Here is a Google N-Grams search including the terms ‘nuclear war,’ ‘disarmament,’ and ‘detente.’
Google N-Grams searches for instances of the search-terms in the Google library database, which includes millions of scanned volumes, journals, and newspapers from libraries and universities across the world. I set the search parameters to begin in 1945: the birth of the nuclear age.
The visualisation of this search is particularly interesting, as within its three lines a number of historical events and themes are represented. The rising Cold War tensions that culminated in the 1962 Cuban Missile Crisis, for example, are shown by the increasing frequency of ‘disarmament’ and ‘nuclear war’ in the Google library database over the late 1950s and early 1960s.
This N-Gram search seems to graphically represent the correlation between rising Cold War tensions and support for more conciliatory policies, including disarmament. (It should be noted that instances of ‘disarmament’ in raw numbers exceeds those of ‘nuclear war’ because there are a number of terms that describe atomic warfare, whereas the policy of disarmament is a more fixed term.)
The term ‘detente’ alongside ‘nuclear war’ and ‘disarmament’ demonstrates the lowering of Cold War tensions from the early to late 1970s. A sharp increase in ‘nuclear war’ instances in 1980 clearly pinpoints the decisive end point of the period of detente, at least as far as language in text is concerned. (The lag in the ‘detente’ curve is explained by the fact that the policy was still discussed in written text, and these discussions are reflected in the ‘detente’ N-Gram frequency.)
The focus of my own research is the 1975 to 1981 period, during which the Committee on the Present Danger sought to educate Americans about the supposed “dangers of detente.” The work of the group and its pro-defense allies is represented in the increasing frequency of ‘nuclear war’ after 1975, when the CPD formed. I would suggest that as the Committee on the Present Danger and its allies conducted their activities discussions of nuclear war – here reflected in Google’s scanned texts – increased.
N-Grams cannot prove that the CPD itself was successful in its aims, but it does illustrate that the conversation about Cold War policies altered in the late 1970s. Alternative archival evidence suggests the Committee on the Present Danger did prompt discussion of nuclear war within the Carter Administration, culminating in the release of PD-59 in July 1980.
The beginning of Ronald Reagan’s and Mikhail Gorbachev’s summitry diplomacy is shown within the significant drop-off in instances of ‘nuclear war’ and ‘disarmament’ after 1986. Could this N-Grams search add credence to the suggestion that the Cold War was all but over after the Reykjavik Summit in 1986? To be sure, significant diplomatic and political hurdles remained, but the language of the cold war – two highly significant terms within it at least – were falling out of use from this date. There is clearly room for debate about causation, but it is a debate worth conducting.

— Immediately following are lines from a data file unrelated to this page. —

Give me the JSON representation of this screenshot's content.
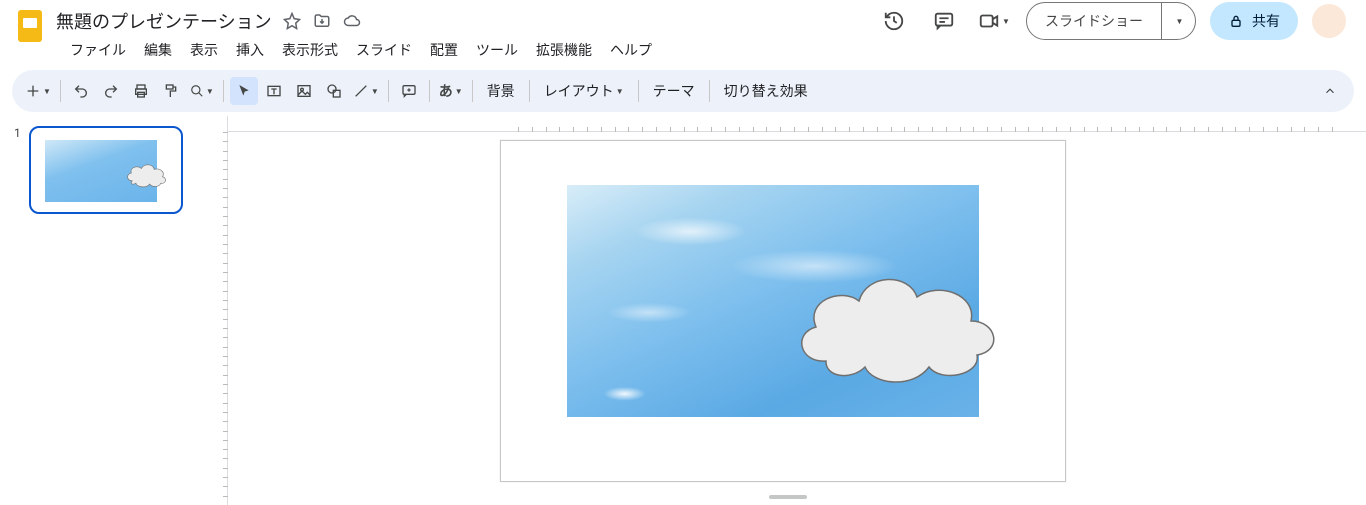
{
  "header": {
    "title": "無題のプレゼンテーション",
    "slideshow_label": "スライドショー",
    "share_label": "共有"
  },
  "menu": {
    "items": [
      "ファイル",
      "編集",
      "表示",
      "挿入",
      "表示形式",
      "スライド",
      "配置",
      "ツール",
      "拡張機能",
      "ヘルプ"
    ]
  },
  "toolbar": {
    "bold_glyph": "あ",
    "background_label": "背景",
    "layout_label": "レイアウト",
    "theme_label": "テーマ",
    "transition_label": "切り替え効果"
  },
  "filmstrip": {
    "slides": [
      {
        "number": "1"
      }
    ]
  }
}
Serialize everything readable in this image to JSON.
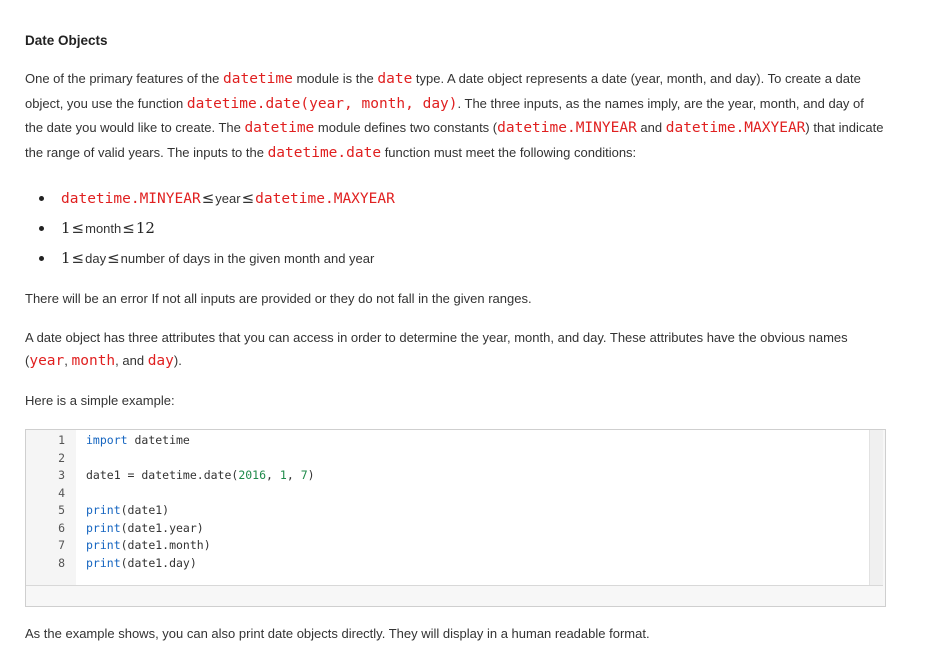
{
  "heading": "Date Objects",
  "intro": {
    "t1": "One of the primary features of the ",
    "c1": "datetime",
    "t2": " module is the ",
    "c2": "date",
    "t3": " type. A date object represents a date (year, month, and day). To create a date object, you use the function ",
    "c3": "datetime.date(year, month, day)",
    "t4": ". The three inputs, as the names imply, are the year, month, and day of the date you would like to create. The ",
    "c4": "datetime",
    "t5": " module defines two constants (",
    "c5": "datetime.MINYEAR",
    "t6": " and ",
    "c6": "datetime.MAXYEAR",
    "t7": ") that indicate the range of valid years. The inputs to the ",
    "c7": "datetime.date",
    "t8": " function must meet the following conditions:"
  },
  "conditions": {
    "c1_left": "datetime.MINYEAR",
    "c1_mid": "year",
    "c1_right": "datetime.MAXYEAR",
    "c2_left": "1",
    "c2_mid": "month",
    "c2_right": "12",
    "c3_left": "1",
    "c3_mid": "day",
    "c3_right": "number of days in the given month and year",
    "le": "≤"
  },
  "error_text": "There will be an error If not all inputs are provided or they do not fall in the given ranges.",
  "attrs": {
    "t1": "A date object has three attributes that you can access in order to determine the year, month, and day. These attributes have the obvious names (",
    "a1": "year",
    "sep1": ", ",
    "a2": "month",
    "t2": ", and ",
    "a3": "day",
    "t3": ")."
  },
  "example_intro": "Here is a simple example:",
  "code": {
    "line1_num": "1",
    "line1_kw": "import",
    "line1_rest": " datetime",
    "line2_num": "2",
    "line3_num": "3",
    "line3_a": "date1 = datetime.date(",
    "line3_n1": "2016",
    "line3_b": ", ",
    "line3_n2": "1",
    "line3_c": ", ",
    "line3_n3": "7",
    "line3_d": ")",
    "line4_num": "4",
    "line5_num": "5",
    "line5_kw": "print",
    "line5_rest": "(date1)",
    "line6_num": "6",
    "line6_kw": "print",
    "line6_rest": "(date1.year)",
    "line7_num": "7",
    "line7_kw": "print",
    "line7_rest": "(date1.month)",
    "line8_num": "8",
    "line8_kw": "print",
    "line8_rest": "(date1.day)"
  },
  "closing": "As the example shows, you can also print date objects directly. They will display in a human readable format."
}
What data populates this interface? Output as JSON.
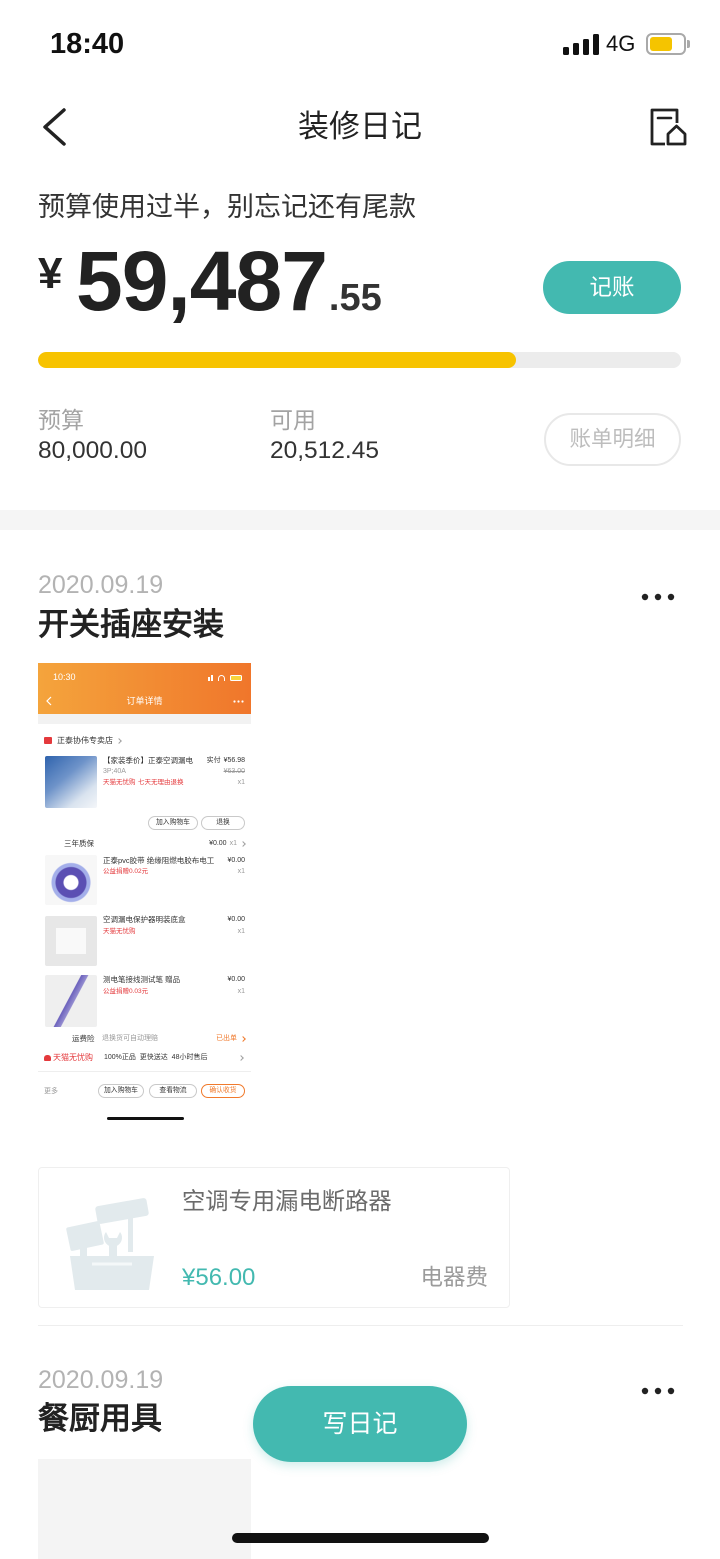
{
  "status_bar": {
    "time": "18:40",
    "network": "4G",
    "signal_icon": "signal-icon",
    "battery_icon": "battery-icon",
    "battery_level": 0.7
  },
  "header": {
    "back_icon": "chevron-left-icon",
    "title": "装修日记",
    "action_icon": "document-house-icon"
  },
  "budget": {
    "tip": "预算使用过半，别忘记还有尾款",
    "currency": "¥",
    "spent_integer": "59,487",
    "spent_decimal": ".55",
    "record_button": "记账",
    "progress": 0.744,
    "budget_label": "预算",
    "budget_value": "80,000.00",
    "available_label": "可用",
    "available_value": "20,512.45",
    "bill_detail_button": "账单明细"
  },
  "entries": [
    {
      "date": "2020.09.19",
      "title": "开关插座安装",
      "more_icon": "more-horizontal-icon",
      "photo": {
        "status_time": "10:30",
        "page_title": "订单详情",
        "shop_name": "正泰协伟专卖店",
        "main_item": {
          "title": "【家装季价】正泰空调漏电",
          "paid_label": "实付",
          "paid_price": "¥56.98",
          "spec": "3P;40A",
          "original_price": "¥63.00",
          "quantity": "x1",
          "tags": [
            "天猫无忧购",
            "七天无理由退换"
          ],
          "buttons": [
            "加入购物车",
            "退换"
          ]
        },
        "warranty": {
          "label": "三年质保",
          "price": "¥0.00",
          "quantity": "x1"
        },
        "gift_items": [
          {
            "title": "正泰pvc胶带 绝缘阻燃电胶布电工",
            "price": "¥0.00",
            "quantity": "x1",
            "note": "公益捐赠0.02元"
          },
          {
            "title": "空调漏电保护器明装底盒",
            "price": "¥0.00",
            "quantity": "x1",
            "note": "天猫无忧购"
          },
          {
            "title": "测电笔接线测试笔 赠品",
            "price": "¥0.00",
            "quantity": "x1",
            "note": "公益捐赠0.03元"
          }
        ],
        "shipping_insurance": {
          "label": "运费险",
          "description": "退换货可自动理赔",
          "status": "已出单"
        },
        "guarantee": {
          "label": "天猫无忧购",
          "description": "100%正品  更快送达  48小时售后"
        },
        "footer": {
          "more": "更多",
          "buttons": [
            "加入购物车",
            "查看物流",
            "确认收货"
          ]
        }
      },
      "expense": {
        "icon": "toolbox-icon",
        "name": "空调专用漏电断路器",
        "amount": "¥56.00",
        "category": "电器费"
      }
    },
    {
      "date": "2020.09.19",
      "title": "餐厨用具",
      "more_icon": "more-horizontal-icon"
    }
  ],
  "write_diary_button": "写日记",
  "colors": {
    "accent": "#43b9b0",
    "progress_fill": "#f7c300",
    "progress_track": "#ececec",
    "battery": "#f5c400"
  }
}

Ultimately, N-Grams by itself proves little. It is a useful tool, however, to visualise the change over time in the use of the specialised language surrounding a historical issue. “Change over time” is what historians do and I am excited at how I can use N-Grams in my own research.